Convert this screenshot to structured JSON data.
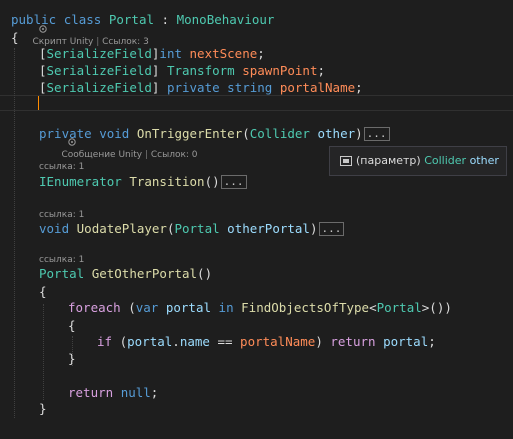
{
  "class_lens": {
    "label": "Скрипт Unity",
    "refs": "Ссылок: 3"
  },
  "code": {
    "class_decl": {
      "kw1": "public",
      "kw2": "class",
      "name": "Portal",
      "colon": " : ",
      "base": "MonoBehaviour"
    },
    "open_brace": "{",
    "close_brace": "}",
    "fields": [
      {
        "attr": "SerializeField",
        "pre": "",
        "type": "int",
        "type_is_kw": true,
        "mods": "",
        "name": "nextScene"
      },
      {
        "attr": "SerializeField",
        "pre": " ",
        "type": "Transform",
        "type_is_kw": false,
        "mods": "",
        "name": "spawnPoint"
      },
      {
        "attr": "SerializeField",
        "pre": " ",
        "type": "string",
        "type_is_kw": true,
        "mods": "private ",
        "name": "portalName"
      }
    ],
    "trigger_lens": {
      "label": "Сообщение Unity",
      "refs": "Ссылок: 0"
    },
    "trigger": {
      "mod": "private",
      "ret": "void",
      "name": "OnTriggerEnter",
      "ptype": "Collider",
      "pname": "other",
      "fold": "..."
    },
    "transition_lens": "ссылка: 1",
    "transition": {
      "ret": "IEnumerator",
      "name": "Transition",
      "parens": "()",
      "fold": "..."
    },
    "update_lens": "ссылка: 1",
    "update": {
      "ret": "void",
      "name": "UodatePlayer",
      "ptype": "Portal",
      "pname": "otherPortal",
      "fold": "..."
    },
    "getother_lens": "ссылка: 1",
    "getother": {
      "ret": "Portal",
      "name": "GetOtherPortal",
      "parens": "()",
      "foreach": "foreach",
      "var": "var",
      "iter": "portal",
      "in": "in",
      "call": "FindObjectsOfType",
      "generic": "Portal",
      "if": "if",
      "member": "name",
      "op": "==",
      "field": "portalName",
      "ret_kw": "return",
      "ret_val": "portal",
      "null_kw": "null"
    }
  },
  "tooltip": {
    "kind": "(параметр)",
    "type": "Collider",
    "name": "other"
  },
  "colors": {
    "keyword": "#569cd6",
    "type": "#4ec9b0",
    "method": "#dcdcaa",
    "parameter": "#9cdcfe",
    "field": "#ff8c58",
    "control": "#d8a0df",
    "background": "#1e1e1e"
  },
  "icons": {
    "lens": "unity-script-icon",
    "tooltip": "parameter-icon"
  }
}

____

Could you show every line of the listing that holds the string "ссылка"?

    "transition_lens": "ссылка: 1",
    "update_lens": "ссылка: 1",
    "getother_lens": "ссылка: 1",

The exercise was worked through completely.